I think striking is Peru’s national past time. It seemed as though there was always a strike, or the threat of a strike, the whole time we were there.

We had booked our Inca Trail trek months in advance and, finally, the day was approaching for us to set out. We’d been in Cusco for 4 or 5 days acclimatizing to the altitude and listening to various rumors about an impending transit strike.

The taxi drivers in the city were seemingly upset because the local police had increased the fines for drinking and driving beyond the price that the taxi drivers were wiling to pay. I know.


There, as it is here in Canada, union members stick together and so the taxi drivers had the support of drivers from outside the city, bus drivers, truck drivers, delivery drivers etc. There was to be no movement of motorized vehicles during the predicted one day strike (sometimes they can go on for days as one did later on in our stay in Peru).

We were worried about how this would affect our scheduled trek when we received an email explaining that, due to the strike, we would be leaving at 10PM that night to sneak out of the city before the strike began.

We quickly packed our packs, made arrangements for our return, and met up with our trekking group at the assigned spot.
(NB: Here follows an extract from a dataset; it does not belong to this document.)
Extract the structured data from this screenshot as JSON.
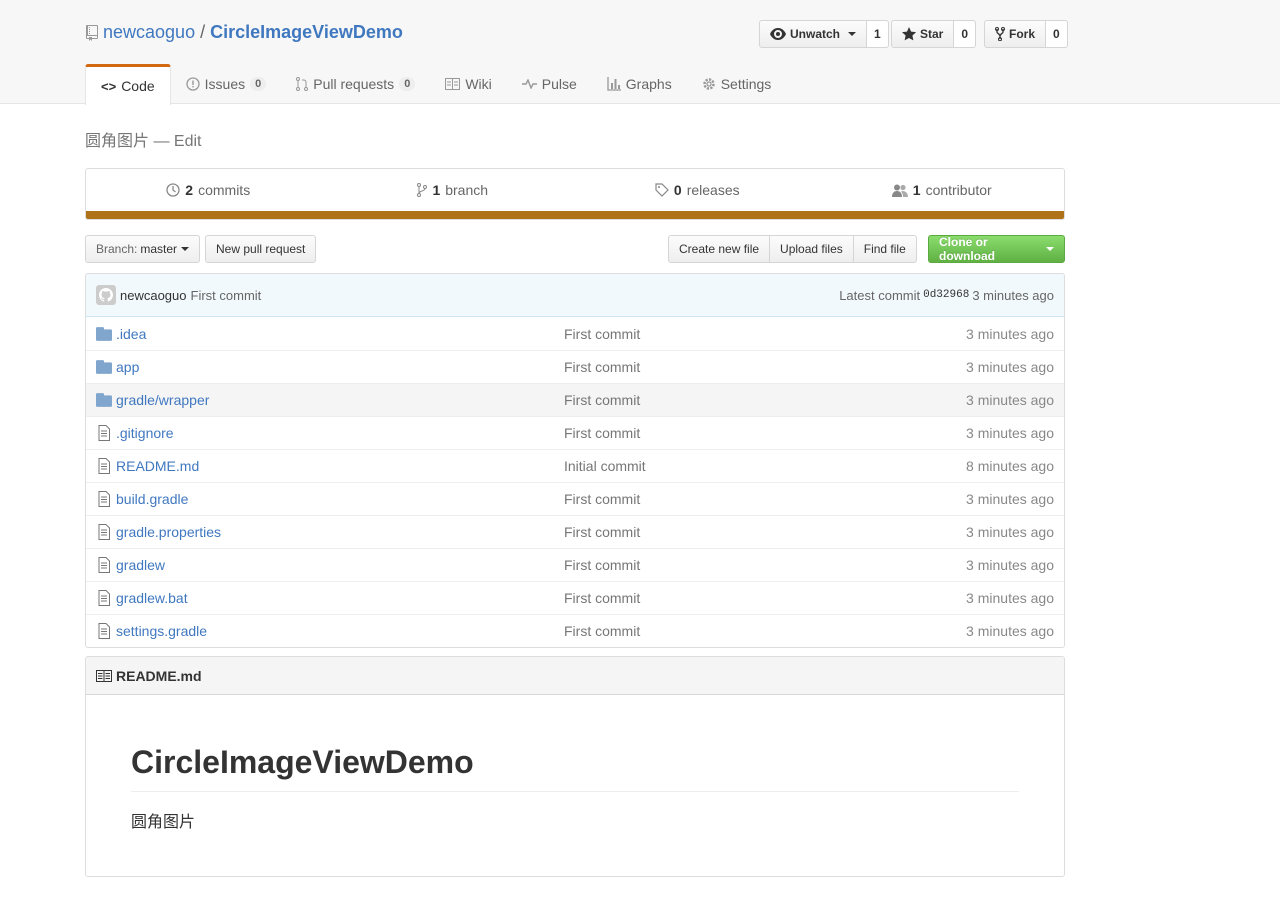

We weren’t the only group leaving early that night as there were three buses lined up waiting to hit the road early. We all piled in and the little convoy got on its’ way.

All was well until we were about a half hour outside of town. We could see groups of men walking along the darkened roadway. They were making sure the transit strike was being observed and were going to walk through the night to make it to Cusco by morning for the protest.

Along the way they had set fire to tires and brush and were starting to block the roadway with rocks of all sizes (this is a technique we saw elsewhere in the country too – a crude, but effective way of stopping traffic).

It was eerie to catch sight of random figures in the bus headlights furtively running about. It reminded me of Halloween night a bit.

Suddenly there was a loud BANG on one of the windows of the bus. And then another. And another. And another. We were being pelted with rocks. The striking men were upset that the buses were trying to leave and they were going to let us know about it.

The guide yelled at us all to get down, for fear of a window being shattered, so we all hunched down and wondered what was going to happen next.

I was terrified and started to shake uncontrollably.

andes_thumb-6355228 You see, I had been reading a novel called Death In The Andes that takes place during Peru’s Shining Path Rebellion, a time of great turmoil, political upheaval, and violence.

In one part of the story a French couple are on a bus traversing the Andes when it is pulled over by Shining Path members. The end for them is neither kind, nor swift, as they are killed by their captors. It is actually a great novel and, being based on true events, gave me a lot of insight into modern Peruvian culture…I recommend it.

This is what was going through my head as the rocks continued to pelt the outside of the bus. I had visions of the bus stopping, strange men boarding and marching us all outside to some unknown fate.

I’m serious. This is what I was thinking.

I, of course, didn’t think about the 15 porters and 2 guides sitting in the back of the bus who would have defended us and I didn’t think about the possibility of the bus not stopping.

Which is exactly what happened. That bus convoy was not stopping for anything, no matter what got in the way, and we just kept right on going at top speed until we were past the danger.

But, for a few brief minutes (that seemed like forever), I was sure that just three weeks into our trip that it was all going to be over.